Dr Riley : It just amazes me because all of a sudden it became an operational procedure for AQIS. Especially if we are dealing with developing countries, one of the problems is that they themselves will not know what species they have got that are likely to come into Australia. So it is also what the Nairn report said, the early report on quarantine: we have got to push the quarantine border back. If we are looking at dealing with developing countries, somehow there needs to be a way that the import risk analyses takes into account what they do not know as well. This is where I think the precautionary principle comes into operation, because that operates on lack of scientific knowledge.

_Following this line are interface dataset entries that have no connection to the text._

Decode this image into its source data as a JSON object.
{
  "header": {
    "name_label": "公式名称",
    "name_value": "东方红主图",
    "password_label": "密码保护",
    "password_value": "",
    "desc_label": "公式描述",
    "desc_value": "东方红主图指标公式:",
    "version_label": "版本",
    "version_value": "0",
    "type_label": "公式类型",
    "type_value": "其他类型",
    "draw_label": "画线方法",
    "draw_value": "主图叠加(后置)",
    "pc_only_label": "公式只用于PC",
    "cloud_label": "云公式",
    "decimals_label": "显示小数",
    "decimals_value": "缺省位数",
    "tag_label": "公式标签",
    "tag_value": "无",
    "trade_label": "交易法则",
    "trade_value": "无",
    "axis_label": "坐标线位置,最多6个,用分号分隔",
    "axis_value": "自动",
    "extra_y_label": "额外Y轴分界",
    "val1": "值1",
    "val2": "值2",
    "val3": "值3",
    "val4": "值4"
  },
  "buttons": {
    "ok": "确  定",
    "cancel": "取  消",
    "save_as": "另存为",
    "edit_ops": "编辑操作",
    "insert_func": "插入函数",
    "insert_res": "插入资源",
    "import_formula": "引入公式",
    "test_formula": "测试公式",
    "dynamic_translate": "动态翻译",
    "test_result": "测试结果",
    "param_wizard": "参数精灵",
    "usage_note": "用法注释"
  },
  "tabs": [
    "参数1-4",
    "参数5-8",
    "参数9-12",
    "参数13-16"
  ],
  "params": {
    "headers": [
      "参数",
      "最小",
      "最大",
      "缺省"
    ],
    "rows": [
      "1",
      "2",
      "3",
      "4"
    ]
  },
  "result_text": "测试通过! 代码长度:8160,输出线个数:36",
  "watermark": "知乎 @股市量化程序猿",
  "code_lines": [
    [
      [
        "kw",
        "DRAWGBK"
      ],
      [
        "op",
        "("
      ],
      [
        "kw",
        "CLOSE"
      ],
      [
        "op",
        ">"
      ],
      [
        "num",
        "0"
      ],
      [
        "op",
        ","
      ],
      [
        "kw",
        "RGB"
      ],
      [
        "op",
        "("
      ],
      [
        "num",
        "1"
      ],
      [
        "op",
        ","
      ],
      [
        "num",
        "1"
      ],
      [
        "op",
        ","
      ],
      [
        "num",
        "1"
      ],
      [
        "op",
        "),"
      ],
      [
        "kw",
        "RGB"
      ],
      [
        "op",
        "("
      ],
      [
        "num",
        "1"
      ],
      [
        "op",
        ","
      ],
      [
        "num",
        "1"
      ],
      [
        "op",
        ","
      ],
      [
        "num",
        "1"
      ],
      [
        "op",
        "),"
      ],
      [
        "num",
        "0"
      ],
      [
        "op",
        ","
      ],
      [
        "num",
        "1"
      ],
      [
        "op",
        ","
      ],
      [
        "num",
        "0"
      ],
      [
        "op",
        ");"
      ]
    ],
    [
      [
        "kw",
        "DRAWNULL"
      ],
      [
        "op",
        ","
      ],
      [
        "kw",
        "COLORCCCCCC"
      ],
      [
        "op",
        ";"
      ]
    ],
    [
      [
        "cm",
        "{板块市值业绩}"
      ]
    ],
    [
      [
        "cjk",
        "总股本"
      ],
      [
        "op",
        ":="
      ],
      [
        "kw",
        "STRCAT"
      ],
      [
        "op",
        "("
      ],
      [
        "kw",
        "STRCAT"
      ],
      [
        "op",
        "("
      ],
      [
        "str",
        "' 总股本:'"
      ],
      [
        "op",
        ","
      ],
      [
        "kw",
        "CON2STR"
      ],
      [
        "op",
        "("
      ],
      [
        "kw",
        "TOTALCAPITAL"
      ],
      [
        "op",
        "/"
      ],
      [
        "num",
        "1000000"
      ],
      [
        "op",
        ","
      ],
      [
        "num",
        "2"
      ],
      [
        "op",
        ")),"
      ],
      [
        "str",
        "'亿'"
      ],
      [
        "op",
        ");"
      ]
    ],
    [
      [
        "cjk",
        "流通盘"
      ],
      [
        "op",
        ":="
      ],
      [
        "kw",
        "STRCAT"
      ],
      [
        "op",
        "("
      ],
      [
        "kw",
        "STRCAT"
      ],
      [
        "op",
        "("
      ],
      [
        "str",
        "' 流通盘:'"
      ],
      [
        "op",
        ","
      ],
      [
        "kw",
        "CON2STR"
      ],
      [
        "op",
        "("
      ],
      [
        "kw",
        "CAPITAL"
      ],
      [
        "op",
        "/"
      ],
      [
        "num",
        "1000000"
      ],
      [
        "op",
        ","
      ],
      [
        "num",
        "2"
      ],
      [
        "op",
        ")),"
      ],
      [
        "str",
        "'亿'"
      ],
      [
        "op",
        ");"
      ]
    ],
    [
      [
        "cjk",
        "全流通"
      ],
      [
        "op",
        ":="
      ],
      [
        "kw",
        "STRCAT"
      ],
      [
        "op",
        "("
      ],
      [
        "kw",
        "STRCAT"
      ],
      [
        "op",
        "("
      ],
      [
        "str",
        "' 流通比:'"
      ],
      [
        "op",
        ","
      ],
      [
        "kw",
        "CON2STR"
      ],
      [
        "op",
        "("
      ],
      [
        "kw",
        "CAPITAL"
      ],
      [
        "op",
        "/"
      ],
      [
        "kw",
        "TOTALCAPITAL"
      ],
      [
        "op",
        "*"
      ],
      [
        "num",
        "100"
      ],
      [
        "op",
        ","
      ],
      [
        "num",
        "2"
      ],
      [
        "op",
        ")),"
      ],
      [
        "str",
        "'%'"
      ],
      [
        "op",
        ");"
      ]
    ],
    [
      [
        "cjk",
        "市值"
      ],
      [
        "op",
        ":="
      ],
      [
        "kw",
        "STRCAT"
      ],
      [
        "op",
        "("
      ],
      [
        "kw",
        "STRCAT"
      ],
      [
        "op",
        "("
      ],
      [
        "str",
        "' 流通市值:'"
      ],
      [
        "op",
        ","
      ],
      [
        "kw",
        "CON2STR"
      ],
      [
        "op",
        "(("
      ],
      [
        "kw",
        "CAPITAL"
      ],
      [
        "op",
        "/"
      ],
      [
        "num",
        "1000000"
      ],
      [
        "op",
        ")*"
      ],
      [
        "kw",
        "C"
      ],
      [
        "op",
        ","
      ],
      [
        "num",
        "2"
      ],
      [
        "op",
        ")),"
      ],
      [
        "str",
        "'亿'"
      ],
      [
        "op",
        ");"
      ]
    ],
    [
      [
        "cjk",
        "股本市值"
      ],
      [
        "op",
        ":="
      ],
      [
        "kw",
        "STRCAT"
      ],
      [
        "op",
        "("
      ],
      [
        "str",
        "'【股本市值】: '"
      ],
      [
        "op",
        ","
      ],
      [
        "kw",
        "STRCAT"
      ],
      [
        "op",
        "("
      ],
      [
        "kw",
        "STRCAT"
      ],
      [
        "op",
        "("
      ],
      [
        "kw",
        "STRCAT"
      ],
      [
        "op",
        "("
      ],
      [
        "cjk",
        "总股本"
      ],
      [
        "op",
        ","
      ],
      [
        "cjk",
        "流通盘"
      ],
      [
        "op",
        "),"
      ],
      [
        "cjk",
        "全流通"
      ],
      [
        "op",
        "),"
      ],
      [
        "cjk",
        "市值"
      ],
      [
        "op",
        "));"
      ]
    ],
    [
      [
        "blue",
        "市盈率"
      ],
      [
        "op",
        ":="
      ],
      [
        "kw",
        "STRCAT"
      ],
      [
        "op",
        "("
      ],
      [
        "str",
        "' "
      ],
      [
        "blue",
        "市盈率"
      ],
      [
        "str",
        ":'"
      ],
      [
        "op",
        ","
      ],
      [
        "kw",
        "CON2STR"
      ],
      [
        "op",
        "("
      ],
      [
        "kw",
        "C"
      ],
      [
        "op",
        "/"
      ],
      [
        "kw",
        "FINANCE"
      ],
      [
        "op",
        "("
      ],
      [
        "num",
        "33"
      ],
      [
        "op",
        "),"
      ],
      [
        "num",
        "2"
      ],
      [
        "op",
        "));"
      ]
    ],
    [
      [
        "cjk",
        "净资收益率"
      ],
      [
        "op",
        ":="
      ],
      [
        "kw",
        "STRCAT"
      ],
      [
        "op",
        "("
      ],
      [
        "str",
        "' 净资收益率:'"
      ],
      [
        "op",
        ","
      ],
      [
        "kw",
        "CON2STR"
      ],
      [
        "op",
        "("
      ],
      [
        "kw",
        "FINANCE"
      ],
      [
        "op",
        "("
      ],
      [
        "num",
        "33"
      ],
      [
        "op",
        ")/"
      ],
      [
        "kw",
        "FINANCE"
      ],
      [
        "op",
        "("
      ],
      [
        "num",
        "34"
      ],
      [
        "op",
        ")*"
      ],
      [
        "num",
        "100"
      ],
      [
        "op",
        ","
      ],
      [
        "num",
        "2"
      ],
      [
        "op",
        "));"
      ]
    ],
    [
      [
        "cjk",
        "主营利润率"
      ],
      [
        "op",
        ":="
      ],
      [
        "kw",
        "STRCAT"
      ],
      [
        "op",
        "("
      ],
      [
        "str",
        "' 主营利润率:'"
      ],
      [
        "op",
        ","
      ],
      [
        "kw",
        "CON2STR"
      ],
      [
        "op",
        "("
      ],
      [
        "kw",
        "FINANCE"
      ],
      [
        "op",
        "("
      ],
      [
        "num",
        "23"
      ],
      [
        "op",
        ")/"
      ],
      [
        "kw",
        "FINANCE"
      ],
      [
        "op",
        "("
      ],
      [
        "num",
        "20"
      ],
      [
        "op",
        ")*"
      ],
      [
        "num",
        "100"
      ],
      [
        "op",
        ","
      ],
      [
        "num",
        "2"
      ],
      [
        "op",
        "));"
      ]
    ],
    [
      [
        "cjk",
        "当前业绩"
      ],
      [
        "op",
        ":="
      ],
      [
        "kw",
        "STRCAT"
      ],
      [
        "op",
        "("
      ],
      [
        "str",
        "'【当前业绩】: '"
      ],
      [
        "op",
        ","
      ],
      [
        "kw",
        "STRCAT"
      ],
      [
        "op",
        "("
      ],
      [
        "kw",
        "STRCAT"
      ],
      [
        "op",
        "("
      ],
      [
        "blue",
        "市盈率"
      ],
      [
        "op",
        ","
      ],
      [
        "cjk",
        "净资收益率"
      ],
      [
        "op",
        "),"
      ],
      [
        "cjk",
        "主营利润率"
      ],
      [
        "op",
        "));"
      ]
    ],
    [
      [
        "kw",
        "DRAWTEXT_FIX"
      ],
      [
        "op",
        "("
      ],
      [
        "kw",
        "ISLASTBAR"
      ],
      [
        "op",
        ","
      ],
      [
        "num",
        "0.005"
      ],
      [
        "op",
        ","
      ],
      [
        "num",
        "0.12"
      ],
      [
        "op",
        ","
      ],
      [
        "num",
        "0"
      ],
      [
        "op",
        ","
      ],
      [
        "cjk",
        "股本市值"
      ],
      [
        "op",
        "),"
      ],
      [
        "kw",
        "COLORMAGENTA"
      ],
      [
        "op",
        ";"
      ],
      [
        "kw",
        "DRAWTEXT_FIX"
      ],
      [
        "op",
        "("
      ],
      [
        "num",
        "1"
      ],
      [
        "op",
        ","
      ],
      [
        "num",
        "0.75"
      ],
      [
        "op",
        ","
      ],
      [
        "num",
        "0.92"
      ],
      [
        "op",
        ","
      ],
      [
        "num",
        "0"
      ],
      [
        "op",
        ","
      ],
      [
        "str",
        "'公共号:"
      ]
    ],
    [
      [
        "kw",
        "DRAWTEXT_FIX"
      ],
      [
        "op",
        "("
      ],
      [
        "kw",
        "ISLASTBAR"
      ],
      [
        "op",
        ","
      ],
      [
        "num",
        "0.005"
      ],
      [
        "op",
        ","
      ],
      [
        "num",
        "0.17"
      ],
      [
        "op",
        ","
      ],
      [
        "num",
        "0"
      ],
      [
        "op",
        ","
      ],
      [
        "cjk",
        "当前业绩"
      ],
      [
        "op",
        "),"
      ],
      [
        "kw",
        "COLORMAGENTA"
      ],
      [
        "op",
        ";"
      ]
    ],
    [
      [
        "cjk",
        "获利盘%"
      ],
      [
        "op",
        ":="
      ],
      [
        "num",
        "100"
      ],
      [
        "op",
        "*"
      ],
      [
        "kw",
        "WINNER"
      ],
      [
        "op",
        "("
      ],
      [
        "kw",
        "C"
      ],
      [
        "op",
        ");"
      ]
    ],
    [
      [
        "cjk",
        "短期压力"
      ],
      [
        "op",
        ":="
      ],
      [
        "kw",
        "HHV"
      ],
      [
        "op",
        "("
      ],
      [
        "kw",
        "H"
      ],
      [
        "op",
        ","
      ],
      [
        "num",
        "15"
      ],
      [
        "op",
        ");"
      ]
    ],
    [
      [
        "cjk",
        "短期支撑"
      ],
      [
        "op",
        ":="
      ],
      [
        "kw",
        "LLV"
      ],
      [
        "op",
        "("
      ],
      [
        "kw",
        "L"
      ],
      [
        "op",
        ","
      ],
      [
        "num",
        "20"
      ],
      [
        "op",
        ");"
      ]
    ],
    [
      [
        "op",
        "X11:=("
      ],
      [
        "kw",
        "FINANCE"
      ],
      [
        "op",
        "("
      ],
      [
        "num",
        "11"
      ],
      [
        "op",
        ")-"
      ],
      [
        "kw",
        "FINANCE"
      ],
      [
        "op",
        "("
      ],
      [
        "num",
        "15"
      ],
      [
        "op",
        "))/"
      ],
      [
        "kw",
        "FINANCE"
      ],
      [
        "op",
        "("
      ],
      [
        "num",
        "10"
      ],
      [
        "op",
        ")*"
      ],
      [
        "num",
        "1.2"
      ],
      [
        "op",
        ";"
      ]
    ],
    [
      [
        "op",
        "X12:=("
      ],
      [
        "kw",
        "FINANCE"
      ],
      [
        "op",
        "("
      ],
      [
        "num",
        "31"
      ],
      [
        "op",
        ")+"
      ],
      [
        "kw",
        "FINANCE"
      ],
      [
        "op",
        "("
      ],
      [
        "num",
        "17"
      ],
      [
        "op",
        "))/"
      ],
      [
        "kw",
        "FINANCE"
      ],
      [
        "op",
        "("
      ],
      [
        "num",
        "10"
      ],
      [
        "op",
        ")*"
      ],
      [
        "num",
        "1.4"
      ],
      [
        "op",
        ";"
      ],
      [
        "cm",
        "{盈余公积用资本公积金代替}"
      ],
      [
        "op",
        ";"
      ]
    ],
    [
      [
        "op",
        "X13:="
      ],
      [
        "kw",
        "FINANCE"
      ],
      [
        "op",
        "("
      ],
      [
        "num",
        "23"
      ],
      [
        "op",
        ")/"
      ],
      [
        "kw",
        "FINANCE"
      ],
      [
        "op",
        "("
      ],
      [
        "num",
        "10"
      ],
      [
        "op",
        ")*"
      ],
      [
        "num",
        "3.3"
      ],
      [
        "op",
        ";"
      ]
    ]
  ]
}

If we have got a developing country that does not have the same degree of knowledge as Australia about what species and organisms they find within their jurisdiction, how can we do any risk analysis as to what is likely to be imported into Australia if they themselves do not know what they have got.
ACTING CHAIR: One of the greatest complexities in that is not just the vagaries of the science but the lowering of the bar, because the WTO is driven by trade. Now, as Senator Nash know, shires in New South Wales do not have the capacity to spray St John's wort. They say, 'We haven't got the budget. It's an endemic weed. Too bad!' It is the same thing. But I absolutely do not know how we are going to overcome the fact that you can get a signature on any piece of paper anywhere you like in Asia if you pay them enough money. That is actually a fact. They do not like to talk about it. Senator back would know that. That overcomes all these protocols; they just buy their way through the system.
Senator BACK: The other question was a follow on, but science is not your background so I do not want to challenge you on that. Thank you, that was most interesting.